**Task prompt**.
When you spot the word "heading" in a line of the data below, copy that line.
▼
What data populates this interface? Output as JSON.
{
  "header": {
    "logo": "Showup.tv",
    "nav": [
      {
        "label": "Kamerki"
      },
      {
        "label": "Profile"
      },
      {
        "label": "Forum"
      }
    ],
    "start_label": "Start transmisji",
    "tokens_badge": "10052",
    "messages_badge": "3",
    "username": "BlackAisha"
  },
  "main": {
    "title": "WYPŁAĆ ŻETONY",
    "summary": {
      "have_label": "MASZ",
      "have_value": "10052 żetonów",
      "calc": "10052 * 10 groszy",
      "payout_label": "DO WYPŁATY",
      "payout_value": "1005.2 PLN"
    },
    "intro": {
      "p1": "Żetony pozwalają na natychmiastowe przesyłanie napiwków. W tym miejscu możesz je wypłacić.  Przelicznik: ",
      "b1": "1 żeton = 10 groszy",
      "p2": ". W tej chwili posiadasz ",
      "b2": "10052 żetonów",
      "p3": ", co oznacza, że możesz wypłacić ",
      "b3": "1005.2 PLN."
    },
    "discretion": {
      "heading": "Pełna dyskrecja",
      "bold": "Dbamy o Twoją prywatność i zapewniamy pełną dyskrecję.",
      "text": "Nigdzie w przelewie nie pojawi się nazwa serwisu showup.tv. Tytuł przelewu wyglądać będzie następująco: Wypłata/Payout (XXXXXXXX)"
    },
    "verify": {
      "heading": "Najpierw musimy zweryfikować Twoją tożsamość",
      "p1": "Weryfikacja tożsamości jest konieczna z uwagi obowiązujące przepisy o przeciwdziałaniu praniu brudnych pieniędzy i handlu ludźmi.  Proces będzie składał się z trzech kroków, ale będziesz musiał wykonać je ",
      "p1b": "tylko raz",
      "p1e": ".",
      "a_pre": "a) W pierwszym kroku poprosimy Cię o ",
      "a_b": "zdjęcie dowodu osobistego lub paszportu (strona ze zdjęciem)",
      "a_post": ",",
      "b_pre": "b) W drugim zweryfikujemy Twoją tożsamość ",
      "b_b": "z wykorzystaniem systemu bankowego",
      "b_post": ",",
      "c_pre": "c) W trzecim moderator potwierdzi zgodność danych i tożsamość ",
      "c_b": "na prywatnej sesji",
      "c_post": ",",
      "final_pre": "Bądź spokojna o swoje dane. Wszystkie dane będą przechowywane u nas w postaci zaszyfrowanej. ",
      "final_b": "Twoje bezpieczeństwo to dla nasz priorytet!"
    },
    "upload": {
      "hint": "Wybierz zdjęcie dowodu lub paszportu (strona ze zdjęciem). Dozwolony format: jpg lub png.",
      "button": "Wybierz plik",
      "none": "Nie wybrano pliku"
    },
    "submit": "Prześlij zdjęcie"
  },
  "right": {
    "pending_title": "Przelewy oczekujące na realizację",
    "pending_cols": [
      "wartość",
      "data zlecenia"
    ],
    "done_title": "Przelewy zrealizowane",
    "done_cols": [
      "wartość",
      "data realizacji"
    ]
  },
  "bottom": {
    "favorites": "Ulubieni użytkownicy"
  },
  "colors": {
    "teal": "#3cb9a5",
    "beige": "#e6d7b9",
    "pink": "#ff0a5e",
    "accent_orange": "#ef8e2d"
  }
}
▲
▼
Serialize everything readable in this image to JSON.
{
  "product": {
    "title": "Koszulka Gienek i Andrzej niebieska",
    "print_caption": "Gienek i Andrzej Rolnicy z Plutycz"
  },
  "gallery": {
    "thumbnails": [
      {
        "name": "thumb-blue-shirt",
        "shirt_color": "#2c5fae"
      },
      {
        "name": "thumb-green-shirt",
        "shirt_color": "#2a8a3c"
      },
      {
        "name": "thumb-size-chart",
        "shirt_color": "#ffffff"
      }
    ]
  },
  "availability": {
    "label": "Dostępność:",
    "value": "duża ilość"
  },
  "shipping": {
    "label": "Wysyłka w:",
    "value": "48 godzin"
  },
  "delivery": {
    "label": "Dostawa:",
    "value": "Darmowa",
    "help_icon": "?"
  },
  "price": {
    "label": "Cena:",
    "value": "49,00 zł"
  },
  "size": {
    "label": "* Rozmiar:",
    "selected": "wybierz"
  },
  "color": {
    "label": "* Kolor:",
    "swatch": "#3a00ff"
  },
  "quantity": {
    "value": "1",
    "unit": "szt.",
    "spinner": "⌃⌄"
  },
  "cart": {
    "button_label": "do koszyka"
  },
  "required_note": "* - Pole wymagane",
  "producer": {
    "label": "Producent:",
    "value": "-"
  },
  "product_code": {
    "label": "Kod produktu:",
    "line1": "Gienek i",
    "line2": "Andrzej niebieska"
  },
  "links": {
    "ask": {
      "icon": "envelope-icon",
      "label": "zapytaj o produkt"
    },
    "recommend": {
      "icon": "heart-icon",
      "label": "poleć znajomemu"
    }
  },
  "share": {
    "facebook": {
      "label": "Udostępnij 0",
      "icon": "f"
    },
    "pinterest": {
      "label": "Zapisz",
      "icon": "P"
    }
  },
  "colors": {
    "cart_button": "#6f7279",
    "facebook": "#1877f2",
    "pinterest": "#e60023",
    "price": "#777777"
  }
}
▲
**Reply**.
      "heading": "Pełna dyskrecja",
      "heading": "Najpierw musimy zweryfikować Twoją tożsamość",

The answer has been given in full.